Print every record exactly, omitting none.

BEGIN Supplied material

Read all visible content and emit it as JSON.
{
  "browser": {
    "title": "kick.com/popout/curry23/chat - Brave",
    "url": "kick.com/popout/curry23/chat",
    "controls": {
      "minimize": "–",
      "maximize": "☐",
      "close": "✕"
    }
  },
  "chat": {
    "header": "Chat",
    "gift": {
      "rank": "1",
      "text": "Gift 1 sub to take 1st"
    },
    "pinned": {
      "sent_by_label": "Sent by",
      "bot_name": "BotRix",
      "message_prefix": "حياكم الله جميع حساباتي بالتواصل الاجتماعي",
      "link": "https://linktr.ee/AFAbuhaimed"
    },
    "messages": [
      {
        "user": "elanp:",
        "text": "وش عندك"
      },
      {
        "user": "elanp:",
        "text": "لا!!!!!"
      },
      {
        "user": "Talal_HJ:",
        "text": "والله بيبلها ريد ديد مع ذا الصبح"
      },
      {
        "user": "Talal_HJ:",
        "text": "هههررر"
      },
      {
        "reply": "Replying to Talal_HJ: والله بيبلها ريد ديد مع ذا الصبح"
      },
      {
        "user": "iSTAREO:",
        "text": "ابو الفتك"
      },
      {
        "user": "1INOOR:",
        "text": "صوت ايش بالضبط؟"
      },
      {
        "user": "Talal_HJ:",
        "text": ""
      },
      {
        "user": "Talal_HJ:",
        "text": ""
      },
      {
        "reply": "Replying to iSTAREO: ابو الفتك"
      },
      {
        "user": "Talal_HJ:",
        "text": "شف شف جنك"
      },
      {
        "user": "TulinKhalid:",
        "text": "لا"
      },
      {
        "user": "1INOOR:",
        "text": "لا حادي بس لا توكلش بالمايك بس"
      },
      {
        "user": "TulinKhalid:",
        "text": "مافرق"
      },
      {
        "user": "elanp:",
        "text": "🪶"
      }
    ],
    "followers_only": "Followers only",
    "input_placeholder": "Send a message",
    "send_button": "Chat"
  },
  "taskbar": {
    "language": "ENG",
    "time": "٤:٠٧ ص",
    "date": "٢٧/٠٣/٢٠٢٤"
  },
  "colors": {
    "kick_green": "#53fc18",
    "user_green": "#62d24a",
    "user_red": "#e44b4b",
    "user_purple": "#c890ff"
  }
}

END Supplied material

> [Solved exercise]:
Read all visible content and emit it as JSON.
{
  "browser": {
    "title": "kick.com/popout/curry23/chat - Brave",
    "url": "kick.com/popout/curry23/chat",
    "controls": {
      "minimize": "–",
      "maximize": "☐",
      "close": "✕"
    }
  },
  "chat": {
    "header": "Chat",
    "gift": {
      "rank": "1",
      "text": "Gift 1 sub to take 1st"
    },
    "pinned": {
      "sent_by_label": "Sent by",
      "bot_name": "BotRix",
      "message_prefix": "حياكم الله جميع حساباتي بالتواصل الاجتماعي",
      "link": "https://linktr.ee/AFAbuhaimed"
    },
    "messages": [
      {
        "user": "elanp:",
        "text": "وش عندك"
      },
      {
        "user": "elanp:",
        "text": "لا!!!!!"
      },
      {
        "user": "Talal_HJ:",
        "text": "والله بيبلها ريد ديد مع ذا الصبح"
      },
      {
        "user": "Talal_HJ:",
        "text": "هههررر"
      },
      {
        "reply": "Replying to Talal_HJ: والله بيبلها ريد ديد مع ذا الصبح"
      },
      {
        "user": "iSTAREO:",
        "text": "ابو الفتك"
      },
      {
        "user": "1INOOR:",
        "text": "صوت ايش بالضبط؟"
      },
      {
        "user": "Talal_HJ:",
        "text": ""
      },
      {
        "user": "Talal_HJ:",
        "text": ""
      },
      {
        "reply": "Replying to iSTAREO: ابو الفتك"
      },
      {
        "user": "Talal_HJ:",
        "text": "شف شف جنك"
      },
      {
        "user": "TulinKhalid:",
        "text": "لا"
      },
      {
        "user": "1INOOR:",
        "text": "لا حادي بس لا توكلش بالمايك بس"
      },
      {
        "user": "TulinKhalid:",
        "text": "مافرق"
      },
      {
        "user": "elanp:",
        "text": "🪶"
      }
    ],
    "followers_only": "Followers only",
    "input_placeholder": "Send a message",
    "send_button": "Chat"
  },
  "taskbar": {
    "language": "ENG",
    "time": "٤:٠٧ ص",
    "date": "٢٧/٠٣/٢٠٢٤"
  },
  "colors": {
    "kick_green": "#53fc18",
    "user_green": "#62d24a",
    "user_red": "#e44b4b",
    "user_purple": "#c890ff"
  }
}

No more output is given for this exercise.